The comments below are from our original offer in 2009

2007 Artisanal, Pinot Noir “Adams Vineyard” Reserve/ Chehalem Mountains
175 cases (7 barrels) produced!
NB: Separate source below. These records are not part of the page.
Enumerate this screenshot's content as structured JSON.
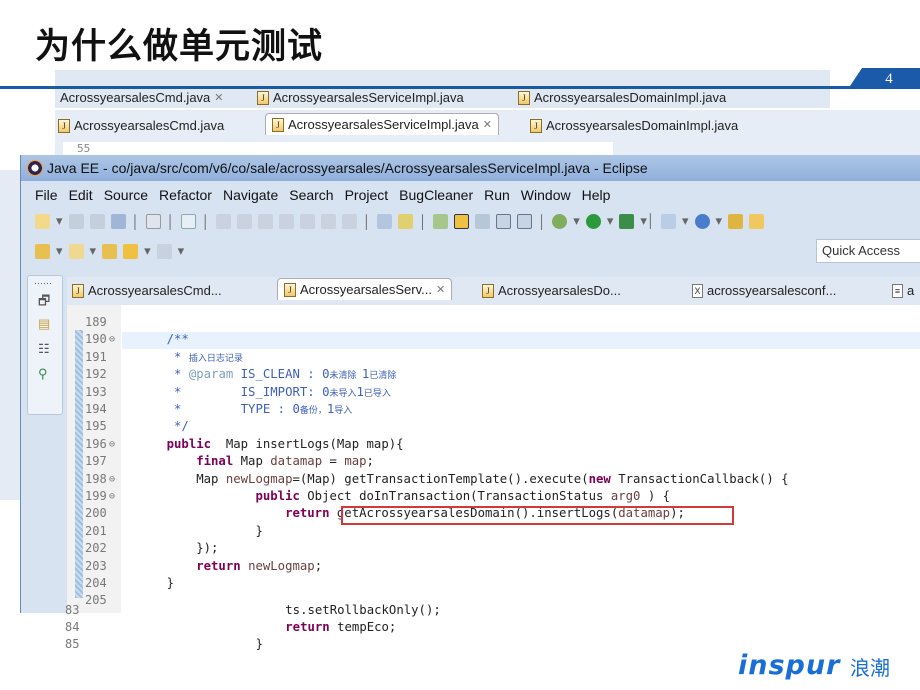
{
  "slide": {
    "title": "为什么做单元测试",
    "page_number": "4",
    "logo_text": "inspur",
    "logo_cn": "浪潮",
    "accent": "#1a5aa8"
  },
  "back_shot_1": {
    "tabs": [
      "AcrossyearsalesCmd.java",
      "AcrossyearsalesServiceImpl.java",
      "AcrossyearsalesDomainImpl.java"
    ]
  },
  "back_shot_2": {
    "tabs": [
      "AcrossyearsalesCmd.java",
      "AcrossyearsalesServiceImpl.java",
      "AcrossyearsalesDomainImpl.java"
    ],
    "line": "55"
  },
  "window": {
    "title": "Java EE - co/java/src/com/v6/co/sale/acrossyearsales/AcrossyearsalesServiceImpl.java - Eclipse",
    "menu": [
      "File",
      "Edit",
      "Source",
      "Refactor",
      "Navigate",
      "Search",
      "Project",
      "BugCleaner",
      "Run",
      "Window",
      "Help"
    ],
    "quick_access": "Quick Access",
    "editor_tabs": [
      {
        "label": "AcrossyearsalesCmd...",
        "icon": "java-file-icon"
      },
      {
        "label": "AcrossyearsalesServ...",
        "icon": "java-file-icon",
        "active": true
      },
      {
        "label": "AcrossyearsalesDo...",
        "icon": "java-file-icon"
      },
      {
        "label": "acrossyearsalesconf...",
        "icon": "xml-file-icon"
      },
      {
        "label": "a",
        "icon": "text-file-icon"
      }
    ],
    "code": [
      {
        "n": "189",
        "seg": []
      },
      {
        "n": "190",
        "fold": true,
        "seg": [
          [
            "cm",
            "    /**"
          ]
        ]
      },
      {
        "n": "191",
        "seg": [
          [
            "cm",
            "     * "
          ],
          [
            "cn",
            "插入日志记录"
          ]
        ]
      },
      {
        "n": "192",
        "seg": [
          [
            "cm",
            "     * "
          ],
          [
            "cmt",
            "@param"
          ],
          [
            "cm",
            " IS_CLEAN : 0"
          ],
          [
            "cn",
            "未清除 "
          ],
          [
            "cm",
            "1"
          ],
          [
            "cn",
            "已清除"
          ]
        ]
      },
      {
        "n": "193",
        "seg": [
          [
            "cm",
            "     *        IS_IMPORT: 0"
          ],
          [
            "cn",
            "未导入"
          ],
          [
            "cm",
            "1"
          ],
          [
            "cn",
            "已导入"
          ]
        ]
      },
      {
        "n": "194",
        "seg": [
          [
            "cm",
            "     *        TYPE : 0"
          ],
          [
            "cn",
            "备份，"
          ],
          [
            "cm",
            "1"
          ],
          [
            "cn",
            "导入"
          ]
        ]
      },
      {
        "n": "195",
        "seg": [
          [
            "cm",
            "     */"
          ]
        ]
      },
      {
        "n": "196",
        "fold": true,
        "seg": [
          [
            "kw",
            "    public"
          ],
          [
            "",
            "  Map insertLogs(Map map){"
          ]
        ]
      },
      {
        "n": "197",
        "seg": [
          [
            "kw",
            "        final"
          ],
          [
            "",
            " Map "
          ],
          [
            "var",
            "datamap"
          ],
          [
            "",
            " = "
          ],
          [
            "var",
            "map"
          ],
          [
            "",
            ";"
          ]
        ]
      },
      {
        "n": "198",
        "fold": true,
        "seg": [
          [
            "",
            "        Map "
          ],
          [
            "var",
            "newLogmap"
          ],
          [
            "",
            "=(Map) getTransactionTemplate().execute("
          ],
          [
            "kw",
            "new"
          ],
          [
            "",
            " TransactionCallback() {"
          ]
        ]
      },
      {
        "n": "199",
        "fold": true,
        "seg": [
          [
            "kw",
            "                public"
          ],
          [
            "",
            " Object doInTransaction(TransactionStatus "
          ],
          [
            "var",
            "arg0"
          ],
          [
            "",
            " ) {"
          ]
        ]
      },
      {
        "n": "200",
        "seg": [
          [
            "kw",
            "                    return"
          ],
          [
            "",
            " getAcrossyearsalesDomain().insertLogs("
          ],
          [
            "var",
            "datamap"
          ],
          [
            "",
            ");"
          ]
        ]
      },
      {
        "n": "201",
        "seg": [
          [
            "",
            "                }"
          ]
        ]
      },
      {
        "n": "202",
        "seg": [
          [
            "",
            "        });"
          ]
        ]
      },
      {
        "n": "203",
        "seg": [
          [
            "kw",
            "        return"
          ],
          [
            "",
            " "
          ],
          [
            "var",
            "newLogmap"
          ],
          [
            "",
            ";"
          ]
        ]
      },
      {
        "n": "204",
        "seg": [
          [
            "",
            "    }"
          ]
        ]
      },
      {
        "n": "205",
        "seg": []
      }
    ]
  },
  "bottom_shot": {
    "code": [
      {
        "n": "83",
        "seg": [
          [
            "",
            "                       ts.setRollbackOnly();"
          ]
        ]
      },
      {
        "n": "84",
        "seg": [
          [
            "kw",
            "                       return"
          ],
          [
            "",
            " tempEco;"
          ]
        ]
      },
      {
        "n": "85",
        "seg": [
          [
            "",
            "                   }"
          ]
        ]
      }
    ]
  }
}
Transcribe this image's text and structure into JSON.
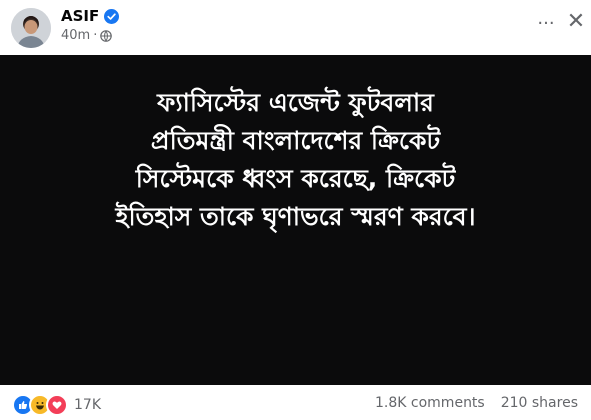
{
  "post": {
    "author": "ASIF",
    "time": "40m",
    "dot": "·",
    "privacy_icon": "globe-icon",
    "verified_icon": "verified-badge-icon"
  },
  "header_actions": {
    "more": "···",
    "close": "✕"
  },
  "image_text": {
    "line1": "ফ্যাসিস্টের এজেন্ট ফুটবলার",
    "line2": "প্রতিমন্ত্রী বাংলাদেশের ক্রিকেট",
    "line3": "সিস্টেমকে ধ্বংস করেছে, ক্রিকেট",
    "line4": "ইতিহাস তাকে ঘৃণাভরে স্মরণ করবে।"
  },
  "footer": {
    "reactions": [
      "like-icon",
      "haha-icon",
      "love-icon"
    ],
    "reaction_count": "17K",
    "comments": "1.8K comments",
    "shares": "210 shares"
  },
  "colors": {
    "image_bg": "#0b0b0c",
    "verified": "#1877f2",
    "secondary_text": "#65676b"
  }
}
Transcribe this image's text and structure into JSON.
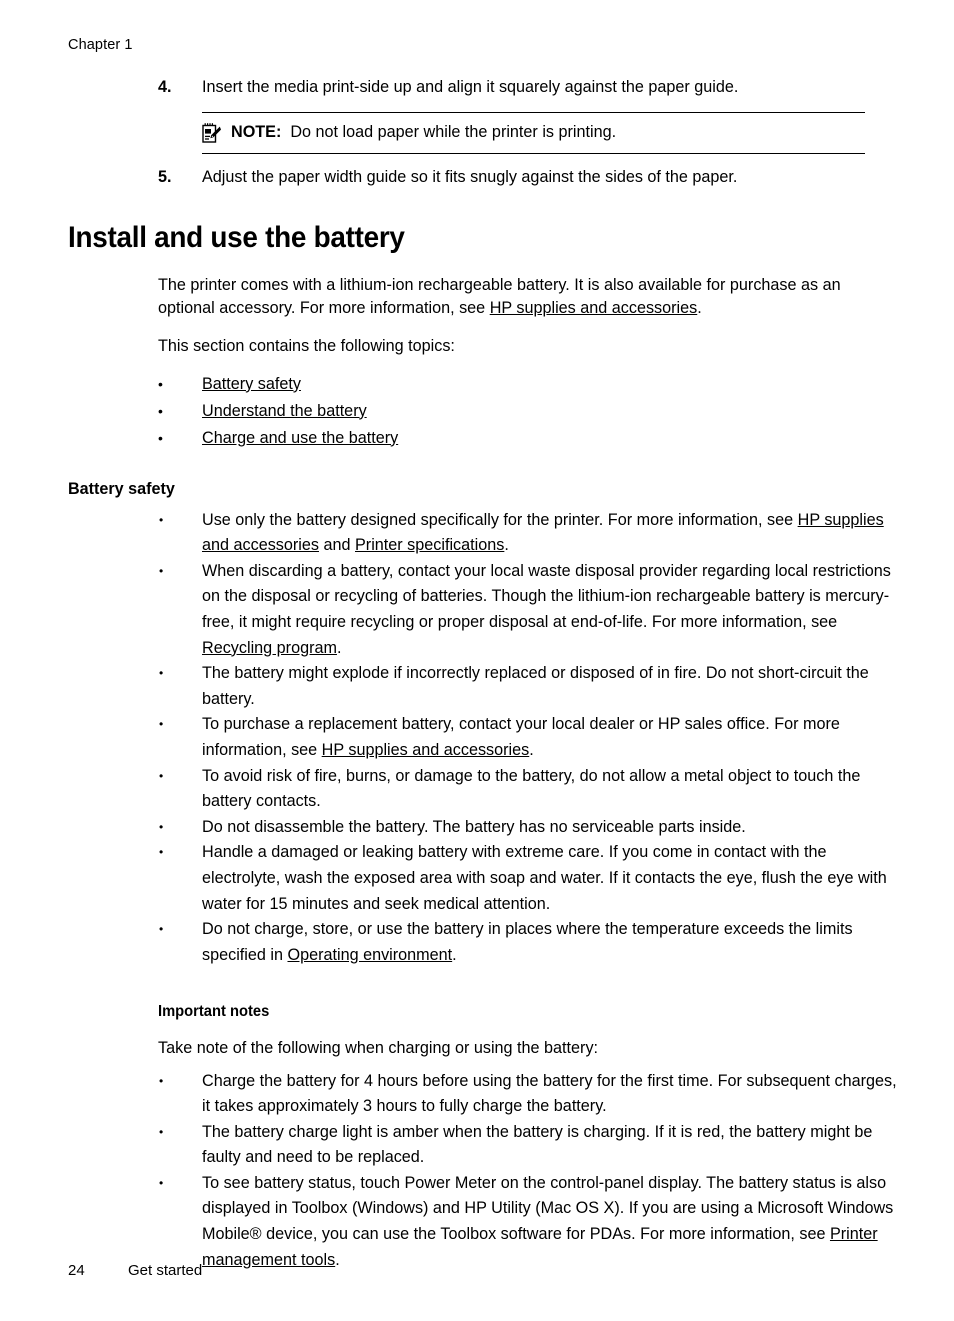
{
  "header": {
    "chapter": "Chapter 1"
  },
  "steps": [
    {
      "num": "4.",
      "text": "Insert the media print-side up and align it squarely against the paper guide."
    },
    {
      "num": "5.",
      "text": "Adjust the paper width guide so it fits snugly against the sides of the paper."
    }
  ],
  "note": {
    "icon": "note-pad-pencil-icon",
    "label": "NOTE:",
    "text": "Do not load paper while the printer is printing."
  },
  "section": {
    "title": "Install and use the battery",
    "intro_part1": "The printer comes with a lithium-ion rechargeable battery. It is also available for purchase as an optional accessory. For more information, see ",
    "intro_link": "HP supplies and accessories",
    "intro_part2": ".",
    "topics_lead": "This section contains the following topics:",
    "topics": [
      "Battery safety",
      "Understand the battery",
      "Charge and use the battery"
    ]
  },
  "battery_safety": {
    "title": "Battery safety",
    "bullets": [
      {
        "segments": [
          {
            "type": "text",
            "value": "Use only the battery designed specifically for the printer. For more information, see "
          },
          {
            "type": "link",
            "value": "HP supplies and accessories"
          },
          {
            "type": "text",
            "value": " and "
          },
          {
            "type": "link",
            "value": "Printer specifications"
          },
          {
            "type": "text",
            "value": "."
          }
        ]
      },
      {
        "segments": [
          {
            "type": "text",
            "value": "When discarding a battery, contact your local waste disposal provider regarding local restrictions on the disposal or recycling of batteries. Though the lithium-ion rechargeable battery is mercury-free, it might require recycling or proper disposal at end-of-life. For more information, see "
          },
          {
            "type": "link",
            "value": "Recycling program"
          },
          {
            "type": "text",
            "value": "."
          }
        ]
      },
      {
        "segments": [
          {
            "type": "text",
            "value": "The battery might explode if incorrectly replaced or disposed of in fire. Do not short-circuit the battery."
          }
        ]
      },
      {
        "segments": [
          {
            "type": "text",
            "value": "To purchase a replacement battery, contact your local dealer or HP sales office. For more information, see "
          },
          {
            "type": "link",
            "value": "HP supplies and accessories"
          },
          {
            "type": "text",
            "value": "."
          }
        ]
      },
      {
        "segments": [
          {
            "type": "text",
            "value": "To avoid risk of fire, burns, or damage to the battery, do not allow a metal object to touch the battery contacts."
          }
        ]
      },
      {
        "segments": [
          {
            "type": "text",
            "value": "Do not disassemble the battery. The battery has no serviceable parts inside."
          }
        ]
      },
      {
        "segments": [
          {
            "type": "text",
            "value": "Handle a damaged or leaking battery with extreme care. If you come in contact with the electrolyte, wash the exposed area with soap and water. If it contacts the eye, flush the eye with water for 15 minutes and seek medical attention."
          }
        ]
      },
      {
        "segments": [
          {
            "type": "text",
            "value": "Do not charge, store, or use the battery in places where the temperature exceeds the limits specified in "
          },
          {
            "type": "link",
            "value": "Operating environment"
          },
          {
            "type": "text",
            "value": "."
          }
        ]
      }
    ]
  },
  "important_notes": {
    "title": "Important notes",
    "lead": "Take note of the following when charging or using the battery:",
    "bullets": [
      {
        "segments": [
          {
            "type": "text",
            "value": "Charge the battery for 4 hours before using the battery for the first time. For subsequent charges, it takes approximately 3 hours to fully charge the battery."
          }
        ]
      },
      {
        "segments": [
          {
            "type": "text",
            "value": "The battery charge light is amber when the battery is charging. If it is red, the battery might be faulty and need to be replaced."
          }
        ]
      },
      {
        "segments": [
          {
            "type": "text",
            "value": "To see battery status, touch Power Meter on the control-panel display. The battery status is also displayed in Toolbox (Windows) and HP Utility (Mac OS X). If you are using a Microsoft Windows Mobile® device, you can use the Toolbox software for PDAs. For more information, see "
          },
          {
            "type": "link",
            "value": "Printer management tools"
          },
          {
            "type": "text",
            "value": "."
          }
        ]
      }
    ]
  },
  "footer": {
    "page_number": "24",
    "section_name": "Get started"
  }
}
Many of my customers have been inquiring as to when we were going to do the 2007 Artisanal, Pinot Noir “Adams Vineyard” Reserve offering. This single wine has, over the years, caused quite a stir with our customers. It’s a great Oregon Pinot from an historic vineyard, for sure. But, I must say, it has to be the single greatest value EVER in top notch Oregon Pinot Noir! $32 a bottle by the case in this offering….geez, it’s hard to believe. Most Pinots of this quality retail for $50 and up.There are many reasons I speak of the value and probably the most important is the wine itself. It’s simply the type of wine that has made Oregon famous for growing this fickle grape. Those of you who have in the past purchased the 05 and 06 will, no doubt, agree. It’s got it all, a heavy nod towards Burgundy in its spicy, soil driven aromatics and flavors, yet maybe a bit more full and lush and able to be enjoyed and understood a bit sooner than some young Burgs. But the price is also astounding when you consider the source of the grapes. These are high ticket grapes here from a 35+ year old vineyard in the premium AVA of Chehalem Mountains! The Adams Vineyard was planted in the first wave of Oregon’s Pinot Noir history. Back in the 70’s when pioneers like David Lett of Eyrie, Dick Ponzi and Dick Erath had the foresight to plant this great and noble grape in Oregon’s Willamette Valley, Peter and Carol Adams had the insight to join in. When I first moved to Oregon in 1994 I heard all about the great Pinots from the Adams Vineyard but by then Peter and Carol had decided to just grow the grapes and sell the total production. Unfortunately, Rex Hill got it all and blended it into the mediocrity that has become the Rex Hill hallmark. When the contract expired with the 2005 vintage the line formed quickly and Tom Feller of Artisanal Winery came out the winner. And so here you have it. The better 07’s are some of my favorite of the recent 10 year period. And this is one of the best! It’s got the best of both worlds. A total pleasure now but will improve for 10+ years in a cool cellar.

There is a piece of Oregon winemaking history in every bottle.

The Offer

2007 Artisanal, Pinot Noir “Adam’s Vineyard” Reserve/ Chehalem Mnts.

Case: $300 ($25 bottle)
SixPack: $165 ($27.50/ bottle)Sandy